**What is being asked:** The reply is to be an exact repetition of the entries that follow, with each picture left out.

Component data from apps and pages
=== Begin Enclosure ===
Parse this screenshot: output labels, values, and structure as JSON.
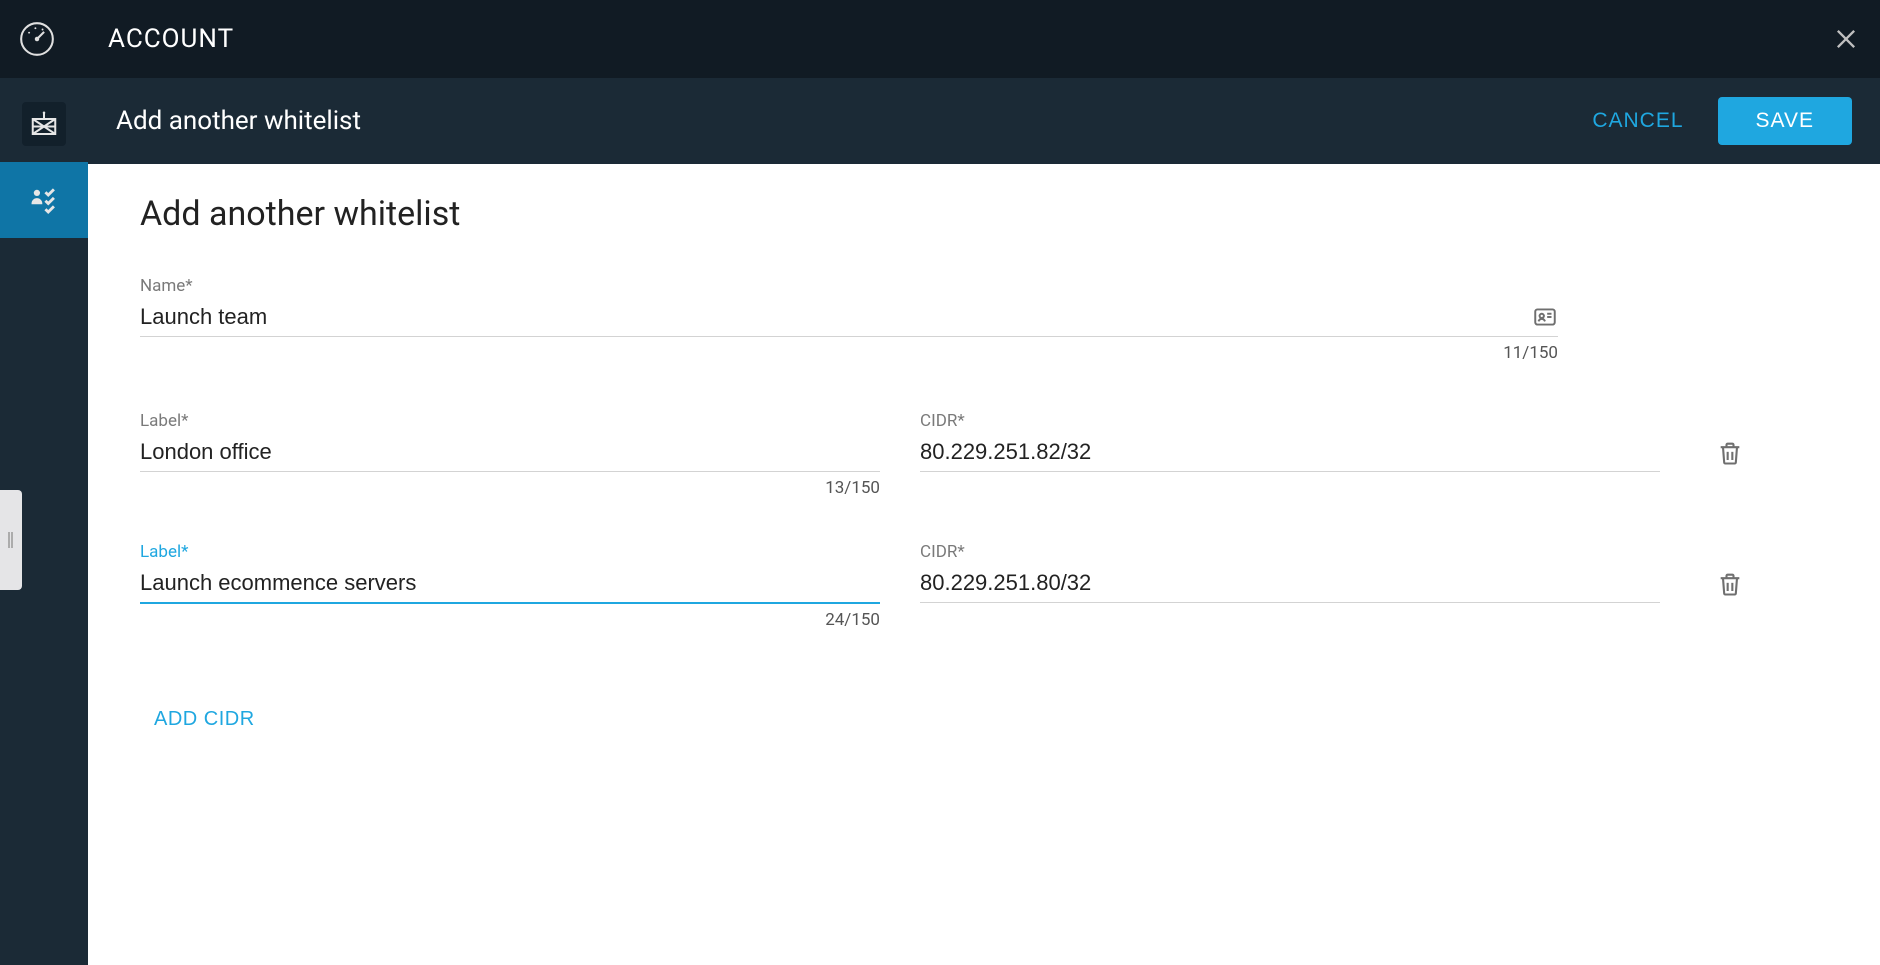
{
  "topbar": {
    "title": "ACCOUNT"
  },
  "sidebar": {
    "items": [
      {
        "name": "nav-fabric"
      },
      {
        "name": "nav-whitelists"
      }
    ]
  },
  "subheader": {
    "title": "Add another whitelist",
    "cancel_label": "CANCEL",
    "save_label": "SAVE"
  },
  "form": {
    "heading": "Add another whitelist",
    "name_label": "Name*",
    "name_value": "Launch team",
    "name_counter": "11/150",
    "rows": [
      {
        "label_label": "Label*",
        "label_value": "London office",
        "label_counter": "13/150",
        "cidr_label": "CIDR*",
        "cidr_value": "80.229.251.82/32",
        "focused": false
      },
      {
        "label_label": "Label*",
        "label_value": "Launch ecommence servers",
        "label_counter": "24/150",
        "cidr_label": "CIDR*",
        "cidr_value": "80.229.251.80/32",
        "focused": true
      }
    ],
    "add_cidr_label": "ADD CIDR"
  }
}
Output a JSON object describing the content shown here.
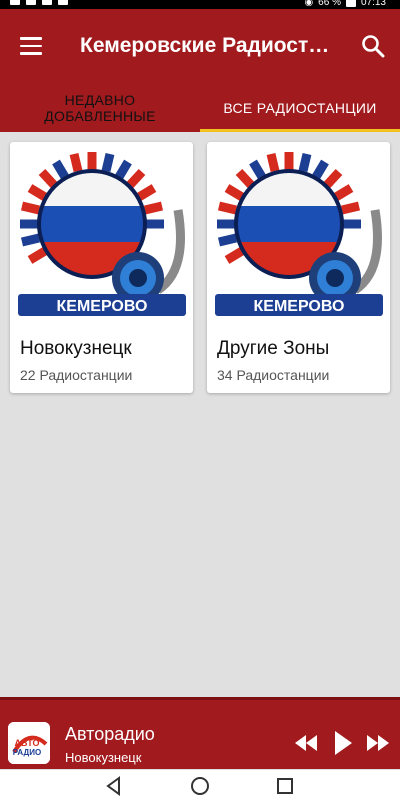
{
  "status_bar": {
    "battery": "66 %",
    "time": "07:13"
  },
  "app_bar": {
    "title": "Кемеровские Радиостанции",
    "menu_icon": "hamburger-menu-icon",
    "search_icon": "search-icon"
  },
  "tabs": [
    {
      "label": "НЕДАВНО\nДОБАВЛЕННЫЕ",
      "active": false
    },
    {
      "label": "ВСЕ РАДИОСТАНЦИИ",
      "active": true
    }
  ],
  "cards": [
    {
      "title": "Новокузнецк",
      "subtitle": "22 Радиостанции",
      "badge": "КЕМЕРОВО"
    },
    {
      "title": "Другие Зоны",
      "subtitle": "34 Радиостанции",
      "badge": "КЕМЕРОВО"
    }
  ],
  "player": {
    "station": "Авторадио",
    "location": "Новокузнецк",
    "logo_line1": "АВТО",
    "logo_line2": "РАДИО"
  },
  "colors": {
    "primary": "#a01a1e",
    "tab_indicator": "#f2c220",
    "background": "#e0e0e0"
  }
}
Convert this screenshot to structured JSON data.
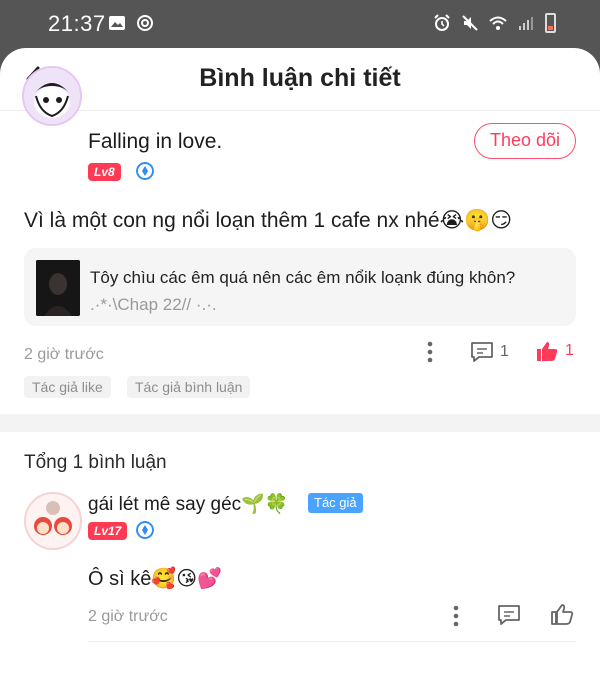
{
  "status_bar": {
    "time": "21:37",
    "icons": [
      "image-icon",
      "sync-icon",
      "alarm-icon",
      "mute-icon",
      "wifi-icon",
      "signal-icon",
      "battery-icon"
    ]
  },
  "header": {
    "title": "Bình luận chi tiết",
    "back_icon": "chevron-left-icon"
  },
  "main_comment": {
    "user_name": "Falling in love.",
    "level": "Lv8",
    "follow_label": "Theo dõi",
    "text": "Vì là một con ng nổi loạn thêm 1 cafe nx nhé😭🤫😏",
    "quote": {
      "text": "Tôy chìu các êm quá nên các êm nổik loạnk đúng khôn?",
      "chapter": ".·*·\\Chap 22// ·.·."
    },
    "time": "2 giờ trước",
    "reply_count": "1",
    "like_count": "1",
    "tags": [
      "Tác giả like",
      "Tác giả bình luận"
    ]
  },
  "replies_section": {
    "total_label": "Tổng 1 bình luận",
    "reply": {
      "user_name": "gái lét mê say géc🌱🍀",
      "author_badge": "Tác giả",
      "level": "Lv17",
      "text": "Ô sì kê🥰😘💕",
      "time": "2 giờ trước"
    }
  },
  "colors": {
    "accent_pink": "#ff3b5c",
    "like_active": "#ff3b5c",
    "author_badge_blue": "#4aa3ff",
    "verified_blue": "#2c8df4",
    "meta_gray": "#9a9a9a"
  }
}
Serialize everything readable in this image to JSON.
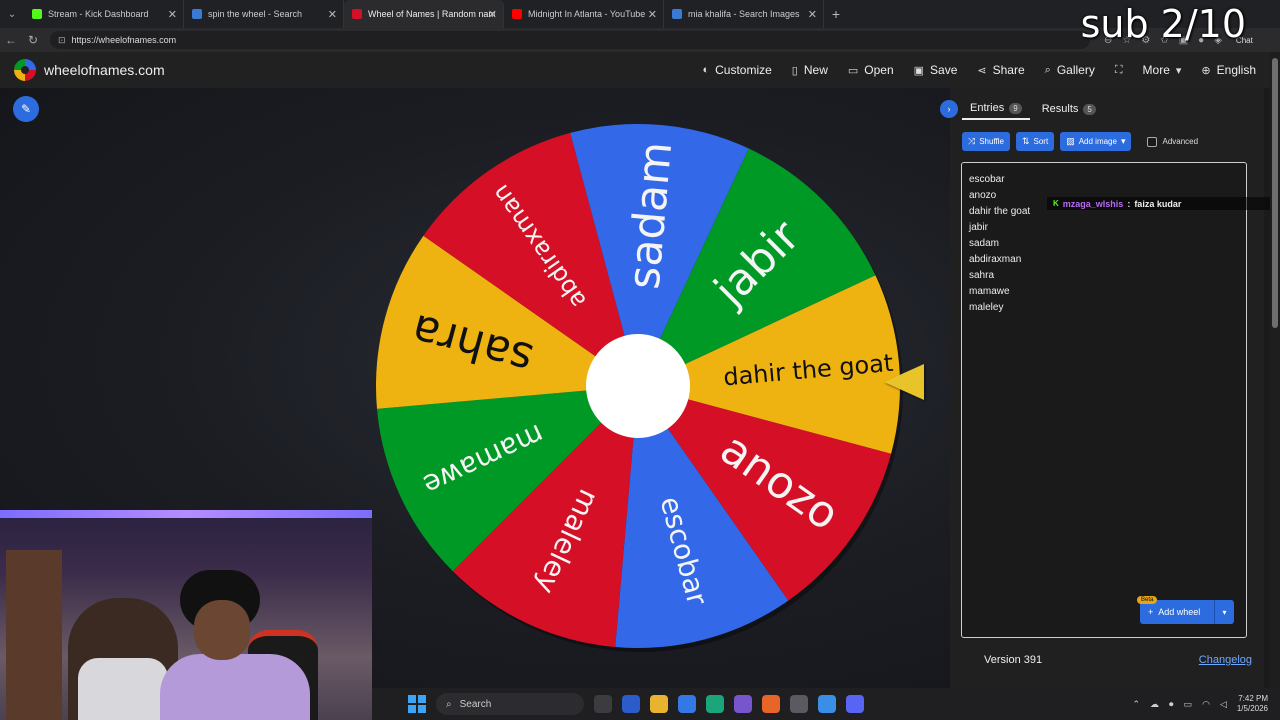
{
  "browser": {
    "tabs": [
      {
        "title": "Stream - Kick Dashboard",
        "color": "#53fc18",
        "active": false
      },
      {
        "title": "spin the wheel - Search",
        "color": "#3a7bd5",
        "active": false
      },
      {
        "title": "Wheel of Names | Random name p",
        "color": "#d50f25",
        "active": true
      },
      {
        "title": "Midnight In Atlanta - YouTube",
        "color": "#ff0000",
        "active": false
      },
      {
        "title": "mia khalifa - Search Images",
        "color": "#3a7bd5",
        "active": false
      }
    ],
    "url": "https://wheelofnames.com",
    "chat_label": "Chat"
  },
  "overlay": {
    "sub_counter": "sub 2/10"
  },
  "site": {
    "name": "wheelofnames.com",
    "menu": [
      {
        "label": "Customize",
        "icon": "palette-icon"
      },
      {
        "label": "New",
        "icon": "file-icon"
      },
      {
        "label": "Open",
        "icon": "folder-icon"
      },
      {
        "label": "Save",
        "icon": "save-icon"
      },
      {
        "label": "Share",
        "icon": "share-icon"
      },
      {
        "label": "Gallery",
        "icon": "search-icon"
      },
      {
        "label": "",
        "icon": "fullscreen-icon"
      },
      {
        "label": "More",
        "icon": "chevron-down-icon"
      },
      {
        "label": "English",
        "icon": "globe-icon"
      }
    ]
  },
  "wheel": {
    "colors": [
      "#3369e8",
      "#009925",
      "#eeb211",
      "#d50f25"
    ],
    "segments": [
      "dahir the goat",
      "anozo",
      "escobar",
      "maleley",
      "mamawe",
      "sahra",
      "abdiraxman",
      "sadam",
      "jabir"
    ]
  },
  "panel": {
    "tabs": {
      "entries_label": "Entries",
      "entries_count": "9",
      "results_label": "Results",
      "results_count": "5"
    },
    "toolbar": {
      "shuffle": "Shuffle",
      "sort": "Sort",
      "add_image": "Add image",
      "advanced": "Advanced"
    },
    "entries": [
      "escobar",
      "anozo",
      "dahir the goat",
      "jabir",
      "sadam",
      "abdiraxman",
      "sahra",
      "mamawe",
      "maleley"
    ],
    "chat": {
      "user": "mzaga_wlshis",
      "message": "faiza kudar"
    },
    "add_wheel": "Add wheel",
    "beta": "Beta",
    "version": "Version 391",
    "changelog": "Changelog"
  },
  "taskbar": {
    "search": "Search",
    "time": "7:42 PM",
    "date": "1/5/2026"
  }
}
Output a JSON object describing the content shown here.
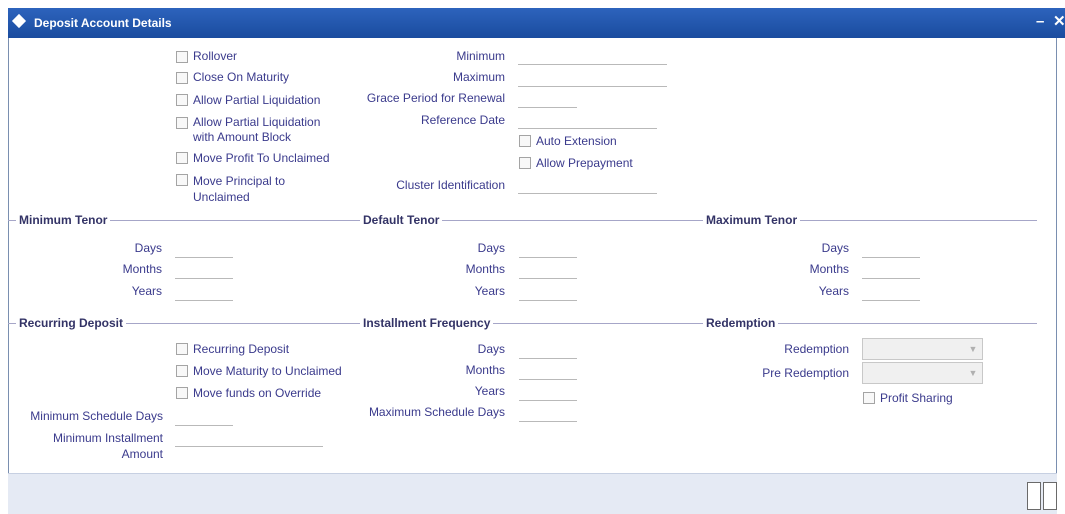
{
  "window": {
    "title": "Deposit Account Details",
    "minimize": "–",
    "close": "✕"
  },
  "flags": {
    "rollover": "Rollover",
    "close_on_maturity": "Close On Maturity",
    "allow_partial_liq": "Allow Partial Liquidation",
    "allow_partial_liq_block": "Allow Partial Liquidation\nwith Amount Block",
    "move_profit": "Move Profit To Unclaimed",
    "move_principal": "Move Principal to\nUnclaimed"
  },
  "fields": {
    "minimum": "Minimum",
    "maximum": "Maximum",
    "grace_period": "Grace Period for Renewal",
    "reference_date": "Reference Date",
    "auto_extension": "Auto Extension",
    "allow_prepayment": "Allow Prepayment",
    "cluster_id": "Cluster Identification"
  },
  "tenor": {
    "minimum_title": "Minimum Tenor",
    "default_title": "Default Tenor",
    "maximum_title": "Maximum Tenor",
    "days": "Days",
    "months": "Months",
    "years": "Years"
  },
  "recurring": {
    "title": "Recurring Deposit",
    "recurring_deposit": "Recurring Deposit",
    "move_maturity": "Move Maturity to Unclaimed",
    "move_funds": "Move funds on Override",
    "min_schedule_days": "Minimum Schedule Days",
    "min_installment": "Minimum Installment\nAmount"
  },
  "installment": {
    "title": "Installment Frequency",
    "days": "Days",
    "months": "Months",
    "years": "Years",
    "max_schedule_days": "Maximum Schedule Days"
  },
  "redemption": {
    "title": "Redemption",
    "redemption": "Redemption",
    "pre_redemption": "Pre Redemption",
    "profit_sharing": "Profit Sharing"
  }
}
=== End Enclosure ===
**Result for this task:**
Parse this screenshot: output labels, values, and structure as JSON.
{
  "topbar": {
    "title": "ACCOUNT"
  },
  "sidebar": {
    "items": [
      {
        "name": "nav-fabric"
      },
      {
        "name": "nav-whitelists"
      }
    ]
  },
  "subheader": {
    "title": "Add another whitelist",
    "cancel_label": "CANCEL",
    "save_label": "SAVE"
  },
  "form": {
    "heading": "Add another whitelist",
    "name_label": "Name*",
    "name_value": "Launch team",
    "name_counter": "11/150",
    "rows": [
      {
        "label_label": "Label*",
        "label_value": "London office",
        "label_counter": "13/150",
        "cidr_label": "CIDR*",
        "cidr_value": "80.229.251.82/32",
        "focused": false
      },
      {
        "label_label": "Label*",
        "label_value": "Launch ecommence servers",
        "label_counter": "24/150",
        "cidr_label": "CIDR*",
        "cidr_value": "80.229.251.80/32",
        "focused": true
      }
    ],
    "add_cidr_label": "ADD CIDR"
  }
}
Output a JSON object describing the content shown here.
{
  "status_bar": {
    "battery": "66 %",
    "time": "07:13"
  },
  "app_bar": {
    "title": "Кемеровские Радиостанции",
    "menu_icon": "hamburger-menu-icon",
    "search_icon": "search-icon"
  },
  "tabs": [
    {
      "label": "НЕДАВНО\nДОБАВЛЕННЫЕ",
      "active": false
    },
    {
      "label": "ВСЕ РАДИОСТАНЦИИ",
      "active": true
    }
  ],
  "cards": [
    {
      "title": "Новокузнецк",
      "subtitle": "22 Радиостанции",
      "badge": "КЕМЕРОВО"
    },
    {
      "title": "Другие Зоны",
      "subtitle": "34 Радиостанции",
      "badge": "КЕМЕРОВО"
    }
  ],
  "player": {
    "station": "Авторадио",
    "location": "Новокузнецк",
    "logo_line1": "АВТО",
    "logo_line2": "РАДИО"
  },
  "colors": {
    "primary": "#a01a1e",
    "tab_indicator": "#f2c220",
    "background": "#e0e0e0"
  }
}
Convert this screenshot to structured JSON data.
{
  "status_bar": {
    "time": "21:37",
    "icons": [
      "image-icon",
      "sync-icon",
      "alarm-icon",
      "mute-icon",
      "wifi-icon",
      "signal-icon",
      "battery-icon"
    ]
  },
  "header": {
    "title": "Bình luận chi tiết",
    "back_icon": "chevron-left-icon"
  },
  "main_comment": {
    "user_name": "Falling in love.",
    "level": "Lv8",
    "follow_label": "Theo dõi",
    "text": "Vì là một con ng nổi loạn thêm 1 cafe nx nhé😭🤫😏",
    "quote": {
      "text": "Tôy chìu các êm quá nên các êm nổik loạnk đúng khôn?",
      "chapter": ".·*·\\Chap 22// ·.·."
    },
    "time": "2 giờ trước",
    "reply_count": "1",
    "like_count": "1",
    "tags": [
      "Tác giả like",
      "Tác giả bình luận"
    ]
  },
  "replies_section": {
    "total_label": "Tổng 1 bình luận",
    "reply": {
      "user_name": "gái lét mê say géc🌱🍀",
      "author_badge": "Tác giả",
      "level": "Lv17",
      "text": "Ô sì kê🥰😘💕",
      "time": "2 giờ trước"
    }
  },
  "colors": {
    "accent_pink": "#ff3b5c",
    "like_active": "#ff3b5c",
    "author_badge_blue": "#4aa3ff",
    "verified_blue": "#2c8df4",
    "meta_gray": "#9a9a9a"
  }
}
Serialize everything readable in this image to JSON.
{
  "browser": {
    "tabs": [
      {
        "title": "Stream - Kick Dashboard",
        "color": "#53fc18",
        "active": false
      },
      {
        "title": "spin the wheel - Search",
        "color": "#3a7bd5",
        "active": false
      },
      {
        "title": "Wheel of Names | Random name p",
        "color": "#d50f25",
        "active": true
      },
      {
        "title": "Midnight In Atlanta - YouTube",
        "color": "#ff0000",
        "active": false
      },
      {
        "title": "mia khalifa - Search Images",
        "color": "#3a7bd5",
        "active": false
      }
    ],
    "url": "https://wheelofnames.com",
    "chat_label": "Chat"
  },
  "overlay": {
    "sub_counter": "sub 2/10"
  },
  "site": {
    "name": "wheelofnames.com",
    "menu": [
      {
        "label": "Customize",
        "icon": "palette-icon"
      },
      {
        "label": "New",
        "icon": "file-icon"
      },
      {
        "label": "Open",
        "icon": "folder-icon"
      },
      {
        "label": "Save",
        "icon": "save-icon"
      },
      {
        "label": "Share",
        "icon": "share-icon"
      },
      {
        "label": "Gallery",
        "icon": "search-icon"
      },
      {
        "label": "",
        "icon": "fullscreen-icon"
      },
      {
        "label": "More",
        "icon": "chevron-down-icon"
      },
      {
        "label": "English",
        "icon": "globe-icon"
      }
    ]
  },
  "wheel": {
    "colors": [
      "#3369e8",
      "#009925",
      "#eeb211",
      "#d50f25"
    ],
    "segments": [
      "dahir the goat",
      "anozo",
      "escobar",
      "maleley",
      "mamawe",
      "sahra",
      "abdiraxman",
      "sadam",
      "jabir"
    ]
  },
  "panel": {
    "tabs": {
      "entries_label": "Entries",
      "entries_count": "9",
      "results_label": "Results",
      "results_count": "5"
    },
    "toolbar": {
      "shuffle": "Shuffle",
      "sort": "Sort",
      "add_image": "Add image",
      "advanced": "Advanced"
    },
    "entries": [
      "escobar",
      "anozo",
      "dahir the goat",
      "jabir",
      "sadam",
      "abdiraxman",
      "sahra",
      "mamawe",
      "maleley"
    ],
    "chat": {
      "user": "mzaga_wlshis",
      "message": "faiza kudar"
    },
    "add_wheel": "Add wheel",
    "beta": "Beta",
    "version": "Version 391",
    "changelog": "Changelog"
  },
  "taskbar": {
    "search": "Search",
    "time": "7:42 PM",
    "date": "1/5/2026"
  }
}
Output a JSON object describing the content shown here.
{
  "window": {
    "title": "Deposit Account Details",
    "minimize": "–",
    "close": "✕"
  },
  "flags": {
    "rollover": "Rollover",
    "close_on_maturity": "Close On Maturity",
    "allow_partial_liq": "Allow Partial Liquidation",
    "allow_partial_liq_block": "Allow Partial Liquidation\nwith Amount Block",
    "move_profit": "Move Profit To Unclaimed",
    "move_principal": "Move Principal to\nUnclaimed"
  },
  "fields": {
    "minimum": "Minimum",
    "maximum": "Maximum",
    "grace_period": "Grace Period for Renewal",
    "reference_date": "Reference Date",
    "auto_extension": "Auto Extension",
    "allow_prepayment": "Allow Prepayment",
    "cluster_id": "Cluster Identification"
  },
  "tenor": {
    "minimum_title": "Minimum Tenor",
    "default_title": "Default Tenor",
    "maximum_title": "Maximum Tenor",
    "days": "Days",
    "months": "Months",
    "years": "Years"
  },
  "recurring": {
    "title": "Recurring Deposit",
    "recurring_deposit": "Recurring Deposit",
    "move_maturity": "Move Maturity to Unclaimed",
    "move_funds": "Move funds on Override",
    "min_schedule_days": "Minimum Schedule Days",
    "min_installment": "Minimum Installment\nAmount"
  },
  "installment": {
    "title": "Installment Frequency",
    "days": "Days",
    "months": "Months",
    "years": "Years",
    "max_schedule_days": "Maximum Schedule Days"
  },
  "redemption": {
    "title": "Redemption",
    "redemption": "Redemption",
    "pre_redemption": "Pre Redemption",
    "profit_sharing": "Profit Sharing"
  }
}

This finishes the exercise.